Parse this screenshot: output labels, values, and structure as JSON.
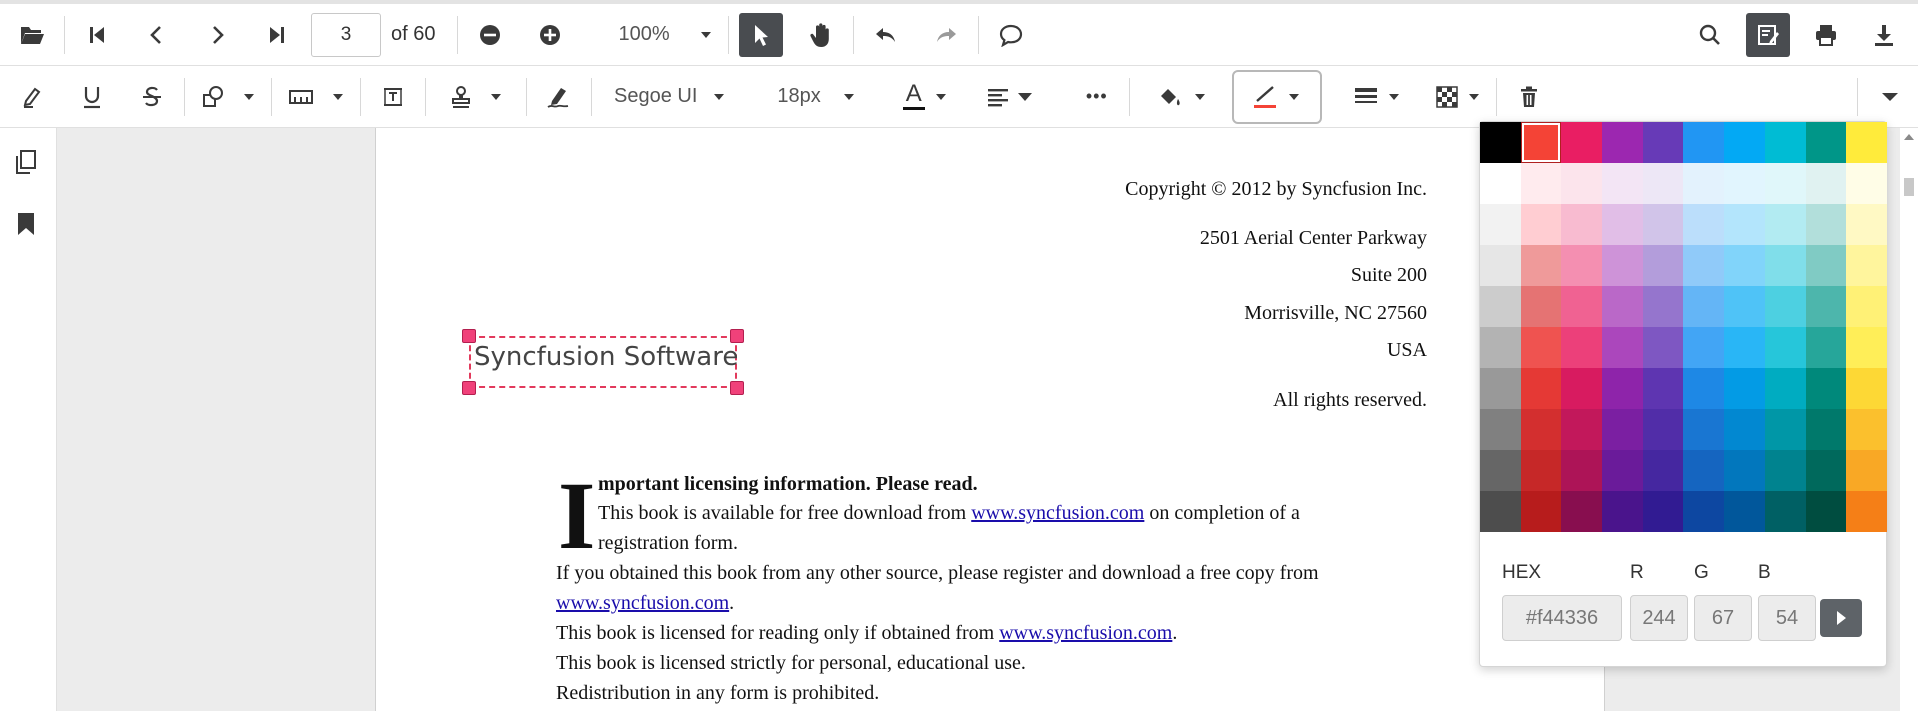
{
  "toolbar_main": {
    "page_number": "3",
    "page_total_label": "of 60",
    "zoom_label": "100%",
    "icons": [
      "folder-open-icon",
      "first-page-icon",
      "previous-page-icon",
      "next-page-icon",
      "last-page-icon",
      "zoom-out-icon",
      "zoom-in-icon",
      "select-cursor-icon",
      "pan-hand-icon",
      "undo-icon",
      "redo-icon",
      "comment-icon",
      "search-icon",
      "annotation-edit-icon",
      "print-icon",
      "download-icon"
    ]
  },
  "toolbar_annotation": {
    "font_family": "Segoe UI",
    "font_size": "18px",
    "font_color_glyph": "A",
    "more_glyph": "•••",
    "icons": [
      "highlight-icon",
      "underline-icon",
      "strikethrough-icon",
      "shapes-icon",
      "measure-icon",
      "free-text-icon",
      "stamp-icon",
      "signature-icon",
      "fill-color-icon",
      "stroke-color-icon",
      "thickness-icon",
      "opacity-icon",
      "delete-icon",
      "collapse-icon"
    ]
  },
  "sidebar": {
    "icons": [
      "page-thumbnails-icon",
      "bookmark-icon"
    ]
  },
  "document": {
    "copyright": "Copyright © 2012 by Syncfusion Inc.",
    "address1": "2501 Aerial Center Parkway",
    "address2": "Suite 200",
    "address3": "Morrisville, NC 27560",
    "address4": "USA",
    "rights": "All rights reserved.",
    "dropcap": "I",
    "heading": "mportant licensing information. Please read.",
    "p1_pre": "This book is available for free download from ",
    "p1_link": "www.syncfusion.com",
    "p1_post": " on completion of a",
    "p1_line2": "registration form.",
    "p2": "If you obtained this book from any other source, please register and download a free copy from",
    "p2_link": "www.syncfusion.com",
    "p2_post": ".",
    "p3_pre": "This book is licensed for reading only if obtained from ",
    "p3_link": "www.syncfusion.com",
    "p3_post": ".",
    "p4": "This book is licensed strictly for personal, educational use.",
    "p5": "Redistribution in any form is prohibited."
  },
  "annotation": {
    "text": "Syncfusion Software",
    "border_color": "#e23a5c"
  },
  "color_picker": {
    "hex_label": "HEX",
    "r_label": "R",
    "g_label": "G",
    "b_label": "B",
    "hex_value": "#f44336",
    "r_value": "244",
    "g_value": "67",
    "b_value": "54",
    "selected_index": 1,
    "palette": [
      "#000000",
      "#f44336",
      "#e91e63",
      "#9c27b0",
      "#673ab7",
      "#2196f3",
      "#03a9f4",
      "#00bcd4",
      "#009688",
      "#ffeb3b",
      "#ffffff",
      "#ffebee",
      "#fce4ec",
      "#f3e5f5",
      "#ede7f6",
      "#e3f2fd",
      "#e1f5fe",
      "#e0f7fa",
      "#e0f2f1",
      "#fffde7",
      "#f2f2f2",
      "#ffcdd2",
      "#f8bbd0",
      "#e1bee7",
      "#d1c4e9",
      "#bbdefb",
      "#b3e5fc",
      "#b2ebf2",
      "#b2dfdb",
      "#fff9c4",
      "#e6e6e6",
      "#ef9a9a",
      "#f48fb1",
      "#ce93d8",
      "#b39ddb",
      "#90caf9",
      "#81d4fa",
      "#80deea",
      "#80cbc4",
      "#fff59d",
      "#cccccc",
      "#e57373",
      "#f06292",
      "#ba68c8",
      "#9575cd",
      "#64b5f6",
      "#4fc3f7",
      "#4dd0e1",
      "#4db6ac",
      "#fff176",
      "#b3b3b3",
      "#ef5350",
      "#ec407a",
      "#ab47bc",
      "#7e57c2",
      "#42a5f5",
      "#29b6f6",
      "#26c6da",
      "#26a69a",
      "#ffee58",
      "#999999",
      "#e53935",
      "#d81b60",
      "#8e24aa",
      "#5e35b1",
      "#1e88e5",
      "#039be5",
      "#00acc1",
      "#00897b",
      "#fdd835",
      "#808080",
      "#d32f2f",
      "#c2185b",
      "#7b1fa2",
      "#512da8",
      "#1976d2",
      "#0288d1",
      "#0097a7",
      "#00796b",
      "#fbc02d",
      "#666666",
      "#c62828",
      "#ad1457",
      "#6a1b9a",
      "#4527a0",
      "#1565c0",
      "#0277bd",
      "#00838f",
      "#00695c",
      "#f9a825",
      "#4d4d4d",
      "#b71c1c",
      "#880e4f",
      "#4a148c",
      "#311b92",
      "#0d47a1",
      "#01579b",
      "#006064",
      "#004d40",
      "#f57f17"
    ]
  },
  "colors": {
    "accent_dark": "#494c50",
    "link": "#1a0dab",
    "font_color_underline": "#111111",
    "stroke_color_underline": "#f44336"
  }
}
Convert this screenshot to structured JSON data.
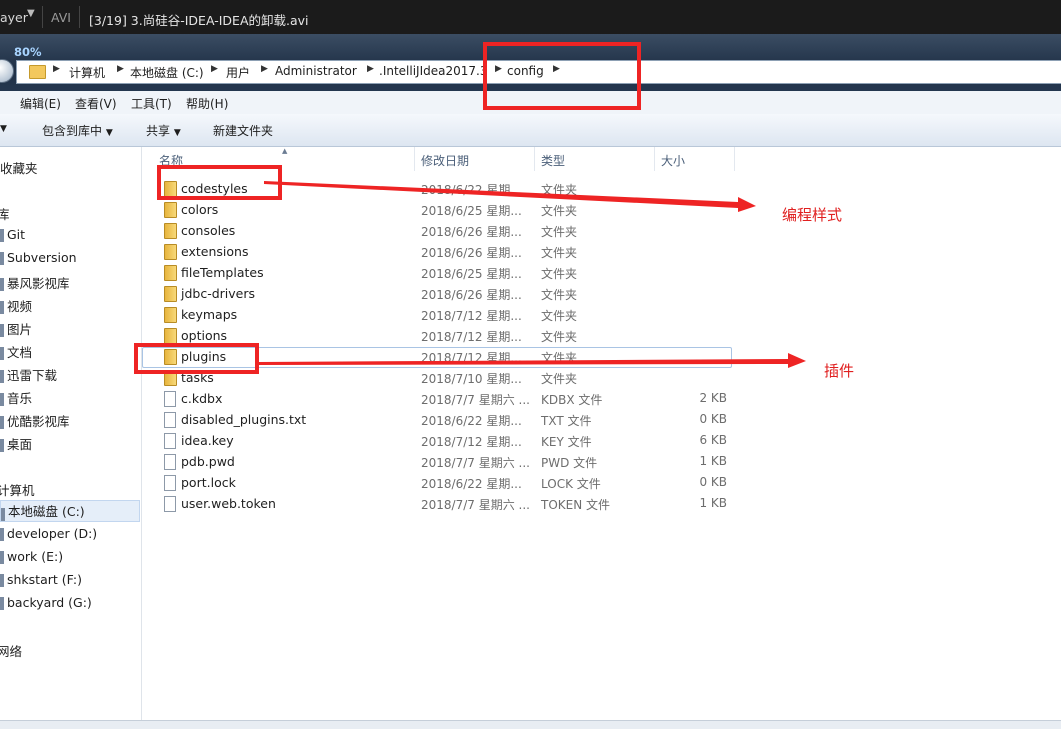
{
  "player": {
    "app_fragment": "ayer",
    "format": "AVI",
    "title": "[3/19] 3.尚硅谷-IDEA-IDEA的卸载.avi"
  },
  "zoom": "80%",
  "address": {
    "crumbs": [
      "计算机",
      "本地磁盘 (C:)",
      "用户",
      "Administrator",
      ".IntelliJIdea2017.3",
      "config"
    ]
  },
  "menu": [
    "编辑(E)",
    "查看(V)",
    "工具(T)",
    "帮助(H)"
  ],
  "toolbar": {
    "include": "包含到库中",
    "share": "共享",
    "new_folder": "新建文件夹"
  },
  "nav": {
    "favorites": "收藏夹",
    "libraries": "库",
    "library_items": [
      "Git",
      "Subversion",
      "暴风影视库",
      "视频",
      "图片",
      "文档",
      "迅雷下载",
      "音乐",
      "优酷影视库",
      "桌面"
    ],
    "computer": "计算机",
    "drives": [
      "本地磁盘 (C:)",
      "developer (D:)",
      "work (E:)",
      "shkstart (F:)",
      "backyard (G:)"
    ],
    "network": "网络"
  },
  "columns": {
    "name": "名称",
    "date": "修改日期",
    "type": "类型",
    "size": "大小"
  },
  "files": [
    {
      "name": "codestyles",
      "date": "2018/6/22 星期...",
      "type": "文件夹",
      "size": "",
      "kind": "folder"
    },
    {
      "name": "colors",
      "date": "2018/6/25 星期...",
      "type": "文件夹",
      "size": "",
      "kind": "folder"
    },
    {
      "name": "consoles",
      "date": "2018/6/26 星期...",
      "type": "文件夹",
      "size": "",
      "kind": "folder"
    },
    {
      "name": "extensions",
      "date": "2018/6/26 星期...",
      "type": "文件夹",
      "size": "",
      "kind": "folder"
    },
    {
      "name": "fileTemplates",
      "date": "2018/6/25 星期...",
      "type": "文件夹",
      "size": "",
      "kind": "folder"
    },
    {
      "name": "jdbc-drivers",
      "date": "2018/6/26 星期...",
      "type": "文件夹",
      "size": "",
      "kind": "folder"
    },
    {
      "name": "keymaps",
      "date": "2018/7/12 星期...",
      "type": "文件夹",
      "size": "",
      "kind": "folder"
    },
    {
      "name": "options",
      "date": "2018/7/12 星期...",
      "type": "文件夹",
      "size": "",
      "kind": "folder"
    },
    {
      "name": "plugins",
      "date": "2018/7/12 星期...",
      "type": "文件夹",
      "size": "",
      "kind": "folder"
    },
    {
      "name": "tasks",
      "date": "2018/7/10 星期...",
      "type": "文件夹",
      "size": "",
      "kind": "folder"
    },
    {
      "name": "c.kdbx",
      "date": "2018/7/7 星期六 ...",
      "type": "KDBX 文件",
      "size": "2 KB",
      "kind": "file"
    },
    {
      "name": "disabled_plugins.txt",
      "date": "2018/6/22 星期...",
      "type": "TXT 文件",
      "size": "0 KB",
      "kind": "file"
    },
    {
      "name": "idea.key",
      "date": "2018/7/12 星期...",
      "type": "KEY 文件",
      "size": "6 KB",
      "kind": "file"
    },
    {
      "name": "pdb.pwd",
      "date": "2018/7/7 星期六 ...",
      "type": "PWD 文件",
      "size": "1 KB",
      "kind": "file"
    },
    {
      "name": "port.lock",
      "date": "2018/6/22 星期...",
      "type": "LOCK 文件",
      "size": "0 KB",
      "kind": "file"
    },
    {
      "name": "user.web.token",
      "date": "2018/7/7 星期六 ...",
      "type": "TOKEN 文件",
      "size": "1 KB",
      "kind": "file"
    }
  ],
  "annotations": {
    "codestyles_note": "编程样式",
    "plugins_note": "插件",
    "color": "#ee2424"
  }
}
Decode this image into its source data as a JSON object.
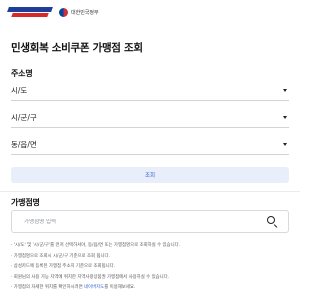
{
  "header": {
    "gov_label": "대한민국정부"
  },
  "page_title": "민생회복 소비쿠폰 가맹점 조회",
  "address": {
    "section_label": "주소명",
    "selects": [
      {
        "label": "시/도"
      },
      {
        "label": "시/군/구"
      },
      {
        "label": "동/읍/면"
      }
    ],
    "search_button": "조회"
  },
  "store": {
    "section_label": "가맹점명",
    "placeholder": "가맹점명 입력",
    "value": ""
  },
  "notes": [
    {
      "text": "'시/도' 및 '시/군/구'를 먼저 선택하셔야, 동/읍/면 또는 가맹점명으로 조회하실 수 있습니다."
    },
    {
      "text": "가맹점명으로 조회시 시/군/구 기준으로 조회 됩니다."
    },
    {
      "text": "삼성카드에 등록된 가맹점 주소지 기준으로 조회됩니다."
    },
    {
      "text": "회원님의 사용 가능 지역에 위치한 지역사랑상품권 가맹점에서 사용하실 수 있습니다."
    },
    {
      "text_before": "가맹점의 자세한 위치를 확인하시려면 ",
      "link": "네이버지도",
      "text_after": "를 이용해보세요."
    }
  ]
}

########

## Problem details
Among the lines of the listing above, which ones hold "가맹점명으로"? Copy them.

## Output for this task
      "text": "'시/도' 및 '시/군/구'를 먼저 선택하셔야, 동/읍/면 또는 가맹점명으로 조회하실 수 있습니다."
      "text": "가맹점명으로 조회시 시/군/구 기준으로 조회 됩니다."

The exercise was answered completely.